Component data from apps and pages

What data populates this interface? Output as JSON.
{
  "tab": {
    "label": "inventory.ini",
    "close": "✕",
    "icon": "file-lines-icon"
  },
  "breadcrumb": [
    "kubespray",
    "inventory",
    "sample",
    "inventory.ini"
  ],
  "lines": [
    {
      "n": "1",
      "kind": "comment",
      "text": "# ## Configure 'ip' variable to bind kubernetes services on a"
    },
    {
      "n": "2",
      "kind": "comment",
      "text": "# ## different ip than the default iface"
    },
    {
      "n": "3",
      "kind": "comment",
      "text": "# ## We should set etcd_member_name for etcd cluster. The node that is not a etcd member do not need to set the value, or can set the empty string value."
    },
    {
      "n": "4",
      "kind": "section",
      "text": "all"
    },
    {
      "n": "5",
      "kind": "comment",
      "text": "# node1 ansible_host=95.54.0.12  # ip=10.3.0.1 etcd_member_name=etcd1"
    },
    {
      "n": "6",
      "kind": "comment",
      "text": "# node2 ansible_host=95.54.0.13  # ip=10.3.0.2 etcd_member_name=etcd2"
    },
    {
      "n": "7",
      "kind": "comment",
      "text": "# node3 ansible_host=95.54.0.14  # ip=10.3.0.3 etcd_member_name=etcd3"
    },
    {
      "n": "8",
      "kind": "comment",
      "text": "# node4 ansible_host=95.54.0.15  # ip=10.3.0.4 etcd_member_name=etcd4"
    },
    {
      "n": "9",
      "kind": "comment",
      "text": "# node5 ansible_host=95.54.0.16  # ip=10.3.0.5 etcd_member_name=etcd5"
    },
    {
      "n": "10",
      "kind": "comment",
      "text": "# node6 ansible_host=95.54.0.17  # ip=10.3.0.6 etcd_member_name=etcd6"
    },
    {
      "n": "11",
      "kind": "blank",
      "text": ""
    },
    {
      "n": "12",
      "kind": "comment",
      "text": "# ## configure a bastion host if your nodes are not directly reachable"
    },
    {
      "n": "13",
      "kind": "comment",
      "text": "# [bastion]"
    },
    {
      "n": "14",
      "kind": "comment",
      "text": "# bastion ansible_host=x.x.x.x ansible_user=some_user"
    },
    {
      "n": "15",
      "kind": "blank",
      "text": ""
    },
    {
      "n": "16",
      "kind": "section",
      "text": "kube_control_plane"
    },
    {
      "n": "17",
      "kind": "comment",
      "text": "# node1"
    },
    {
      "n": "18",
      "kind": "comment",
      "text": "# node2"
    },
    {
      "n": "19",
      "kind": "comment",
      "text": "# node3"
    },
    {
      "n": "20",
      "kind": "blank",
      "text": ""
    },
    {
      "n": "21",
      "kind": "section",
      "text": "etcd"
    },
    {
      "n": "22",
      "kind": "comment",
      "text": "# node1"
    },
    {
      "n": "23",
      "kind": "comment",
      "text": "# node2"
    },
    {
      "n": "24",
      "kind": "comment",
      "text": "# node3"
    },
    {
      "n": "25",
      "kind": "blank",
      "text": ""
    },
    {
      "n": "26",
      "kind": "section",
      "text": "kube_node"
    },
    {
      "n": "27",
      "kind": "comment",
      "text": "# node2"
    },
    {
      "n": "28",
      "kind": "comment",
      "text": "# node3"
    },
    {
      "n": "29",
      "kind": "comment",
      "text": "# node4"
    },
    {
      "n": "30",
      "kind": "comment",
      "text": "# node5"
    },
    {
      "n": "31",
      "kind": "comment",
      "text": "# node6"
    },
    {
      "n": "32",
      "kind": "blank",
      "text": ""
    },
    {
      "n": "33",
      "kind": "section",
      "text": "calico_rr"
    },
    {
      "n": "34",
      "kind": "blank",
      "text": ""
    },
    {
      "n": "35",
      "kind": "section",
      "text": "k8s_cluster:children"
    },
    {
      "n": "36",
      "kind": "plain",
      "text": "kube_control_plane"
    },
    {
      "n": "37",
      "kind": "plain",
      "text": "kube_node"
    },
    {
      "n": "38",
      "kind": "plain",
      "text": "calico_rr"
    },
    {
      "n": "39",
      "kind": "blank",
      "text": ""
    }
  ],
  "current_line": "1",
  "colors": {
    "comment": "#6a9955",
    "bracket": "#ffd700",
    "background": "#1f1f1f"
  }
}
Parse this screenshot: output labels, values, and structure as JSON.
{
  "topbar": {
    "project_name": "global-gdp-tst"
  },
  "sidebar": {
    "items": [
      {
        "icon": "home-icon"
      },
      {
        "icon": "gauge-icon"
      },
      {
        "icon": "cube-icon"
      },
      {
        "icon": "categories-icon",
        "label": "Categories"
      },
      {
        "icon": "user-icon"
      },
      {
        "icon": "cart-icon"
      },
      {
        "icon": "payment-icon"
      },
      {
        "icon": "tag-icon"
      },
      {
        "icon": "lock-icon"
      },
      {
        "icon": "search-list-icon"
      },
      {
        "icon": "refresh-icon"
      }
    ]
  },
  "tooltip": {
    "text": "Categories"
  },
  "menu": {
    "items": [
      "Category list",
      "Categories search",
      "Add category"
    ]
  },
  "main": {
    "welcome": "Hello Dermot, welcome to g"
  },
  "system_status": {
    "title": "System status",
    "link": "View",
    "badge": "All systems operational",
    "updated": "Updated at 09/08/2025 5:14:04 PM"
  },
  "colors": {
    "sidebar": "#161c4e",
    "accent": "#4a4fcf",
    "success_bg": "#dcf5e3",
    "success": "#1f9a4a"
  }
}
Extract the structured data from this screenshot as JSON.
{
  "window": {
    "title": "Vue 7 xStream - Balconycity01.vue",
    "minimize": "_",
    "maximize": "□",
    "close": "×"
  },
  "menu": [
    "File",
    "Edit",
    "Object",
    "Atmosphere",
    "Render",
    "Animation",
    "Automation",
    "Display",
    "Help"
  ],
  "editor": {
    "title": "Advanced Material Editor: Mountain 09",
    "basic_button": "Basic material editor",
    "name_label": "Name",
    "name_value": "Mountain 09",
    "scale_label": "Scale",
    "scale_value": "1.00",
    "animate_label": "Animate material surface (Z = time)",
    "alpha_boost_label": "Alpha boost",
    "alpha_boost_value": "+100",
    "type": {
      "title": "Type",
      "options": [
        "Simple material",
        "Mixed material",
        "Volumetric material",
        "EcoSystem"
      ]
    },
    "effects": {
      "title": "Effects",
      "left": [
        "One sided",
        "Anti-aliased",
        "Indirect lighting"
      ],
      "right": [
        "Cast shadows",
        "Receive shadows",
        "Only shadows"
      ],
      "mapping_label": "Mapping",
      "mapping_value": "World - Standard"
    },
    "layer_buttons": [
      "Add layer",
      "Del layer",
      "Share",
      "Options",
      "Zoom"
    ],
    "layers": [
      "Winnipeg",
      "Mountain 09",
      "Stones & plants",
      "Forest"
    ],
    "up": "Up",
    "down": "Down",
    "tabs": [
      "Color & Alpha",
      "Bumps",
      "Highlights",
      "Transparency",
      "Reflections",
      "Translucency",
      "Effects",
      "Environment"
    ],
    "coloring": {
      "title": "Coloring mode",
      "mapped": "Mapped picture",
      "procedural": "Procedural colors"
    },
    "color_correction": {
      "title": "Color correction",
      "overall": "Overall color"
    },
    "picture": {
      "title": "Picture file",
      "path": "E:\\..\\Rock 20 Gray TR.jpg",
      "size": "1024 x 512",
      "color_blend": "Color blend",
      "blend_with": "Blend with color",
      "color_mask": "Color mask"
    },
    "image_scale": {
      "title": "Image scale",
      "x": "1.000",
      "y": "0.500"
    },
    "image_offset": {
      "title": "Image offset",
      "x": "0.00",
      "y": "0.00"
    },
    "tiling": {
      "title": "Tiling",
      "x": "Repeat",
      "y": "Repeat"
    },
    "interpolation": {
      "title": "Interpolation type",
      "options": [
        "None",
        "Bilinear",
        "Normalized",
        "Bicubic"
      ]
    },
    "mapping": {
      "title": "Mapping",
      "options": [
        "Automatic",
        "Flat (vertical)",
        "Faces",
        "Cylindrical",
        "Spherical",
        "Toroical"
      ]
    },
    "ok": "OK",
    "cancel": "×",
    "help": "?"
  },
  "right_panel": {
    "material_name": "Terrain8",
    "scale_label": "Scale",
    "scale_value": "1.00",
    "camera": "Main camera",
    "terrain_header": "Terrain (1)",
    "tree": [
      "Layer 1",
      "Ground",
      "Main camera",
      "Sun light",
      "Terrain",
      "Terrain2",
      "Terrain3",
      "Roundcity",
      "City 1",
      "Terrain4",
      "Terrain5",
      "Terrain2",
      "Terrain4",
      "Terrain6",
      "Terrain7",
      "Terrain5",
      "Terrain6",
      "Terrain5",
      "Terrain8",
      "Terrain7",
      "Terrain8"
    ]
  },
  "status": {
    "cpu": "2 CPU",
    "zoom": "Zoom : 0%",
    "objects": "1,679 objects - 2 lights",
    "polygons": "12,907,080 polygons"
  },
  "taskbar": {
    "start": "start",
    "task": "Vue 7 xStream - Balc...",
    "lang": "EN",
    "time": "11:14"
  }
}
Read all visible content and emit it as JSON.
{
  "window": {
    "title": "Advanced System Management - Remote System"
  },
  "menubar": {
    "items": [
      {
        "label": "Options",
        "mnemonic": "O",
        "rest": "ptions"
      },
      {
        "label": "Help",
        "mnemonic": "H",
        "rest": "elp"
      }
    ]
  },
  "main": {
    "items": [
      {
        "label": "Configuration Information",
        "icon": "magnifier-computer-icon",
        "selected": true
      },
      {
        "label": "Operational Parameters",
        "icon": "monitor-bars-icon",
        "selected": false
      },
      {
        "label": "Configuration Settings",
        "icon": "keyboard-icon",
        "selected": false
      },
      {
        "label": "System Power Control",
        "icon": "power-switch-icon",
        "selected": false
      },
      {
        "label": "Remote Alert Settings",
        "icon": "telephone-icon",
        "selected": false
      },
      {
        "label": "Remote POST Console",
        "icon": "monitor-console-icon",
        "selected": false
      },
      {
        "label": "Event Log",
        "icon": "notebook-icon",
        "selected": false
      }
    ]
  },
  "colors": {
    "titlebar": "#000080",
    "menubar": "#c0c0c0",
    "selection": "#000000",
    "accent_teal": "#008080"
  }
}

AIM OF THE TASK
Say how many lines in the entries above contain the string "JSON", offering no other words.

ANSWER SPACE
4